The Hill, “Jeb Bush Gives Impassioned Defense of His Education Record”: Speaking at the Detroit Economic Club on Wednesday, Gov. Jeb Bush deviated from prepared remarks to defend his record on education reform. Gov. Bush signaled he intends to combat criticism about his support for CCSS by highlighting his achievements in office, the article notes. “The net result after 10 years of struggle, and believe me, the tire marks are on my forehead for this reason, is that we moved the needle in student learning,” Gov. Bush said. “We raised expectations and standards, and we assessed faithfully to those standards. We made sure that every child counted in the system, that they weren’t cast aside if they were struggling readers or had problems.” A spokesperson said Gov. Bush’s remarks were not a defense of CCSS in particular, but that he supports the higher standards .

Times Picayune, “Bobby Jindal, Others Want Special Louisiana School Board Meeting on Common Core Tests”: Gov. Jindal, the Louisiana School Boards Association, and leaders of the state’s teachers union called on the BESE to schedule a special meeting on CCSS-aligned tests in the state. Last week Gov. Jindal issued an executive order urging the BESE to offer alternatives to CCSS exams. “It’s time for the Department of Education and BESE to really listen to the repeated concerns from parents about Common Core and the [test]. Parents and teachers have clearly articulated their frustrations at meetings across the state and many of them are loudly voicing their opposition to these tests,” Gov. Jindal said.

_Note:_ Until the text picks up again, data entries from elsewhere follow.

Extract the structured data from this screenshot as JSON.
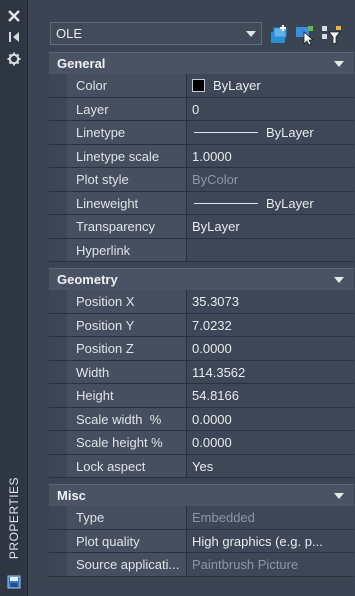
{
  "side_label": "PROPERTIES",
  "selector": {
    "value": "OLE"
  },
  "sections": {
    "general": {
      "title": "General",
      "rows": [
        {
          "label": "Color",
          "value": "ByLayer",
          "swatch": "#000000"
        },
        {
          "label": "Layer",
          "value": "0"
        },
        {
          "label": "Linetype",
          "value": "ByLayer"
        },
        {
          "label": "Linetype scale",
          "value": "1.0000"
        },
        {
          "label": "Plot style",
          "value": "ByColor"
        },
        {
          "label": "Lineweight",
          "value": "ByLayer"
        },
        {
          "label": "Transparency",
          "value": "ByLayer"
        },
        {
          "label": "Hyperlink",
          "value": ""
        }
      ]
    },
    "geometry": {
      "title": "Geometry",
      "rows": [
        {
          "label": "Position X",
          "value": "35.3073"
        },
        {
          "label": "Position Y",
          "value": "7.0232"
        },
        {
          "label": "Position Z",
          "value": "0.0000"
        },
        {
          "label": "Width",
          "value": "114.3562"
        },
        {
          "label": "Height",
          "value": "54.8166"
        },
        {
          "label": "Scale width  %",
          "value": "0.0000"
        },
        {
          "label": "Scale height %",
          "value": "0.0000"
        },
        {
          "label": "Lock aspect",
          "value": "Yes"
        }
      ]
    },
    "misc": {
      "title": "Misc",
      "rows": [
        {
          "label": "Type",
          "value": "Embedded"
        },
        {
          "label": "Plot quality",
          "value": "High graphics (e.g. p..."
        },
        {
          "label": "Source applicati...",
          "value": "Paintbrush Picture"
        }
      ]
    }
  },
  "colors": {
    "accent": "#2a8fd6",
    "panel_bg": "#3b4453",
    "header_bg": "#4a5364"
  }
}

Ed Week, “A Map of States’ 2015 Testing Plans: The Dust Has Finally Settled”: The article provides an interactive map outlining what tests states are using in the 2014-15 school year.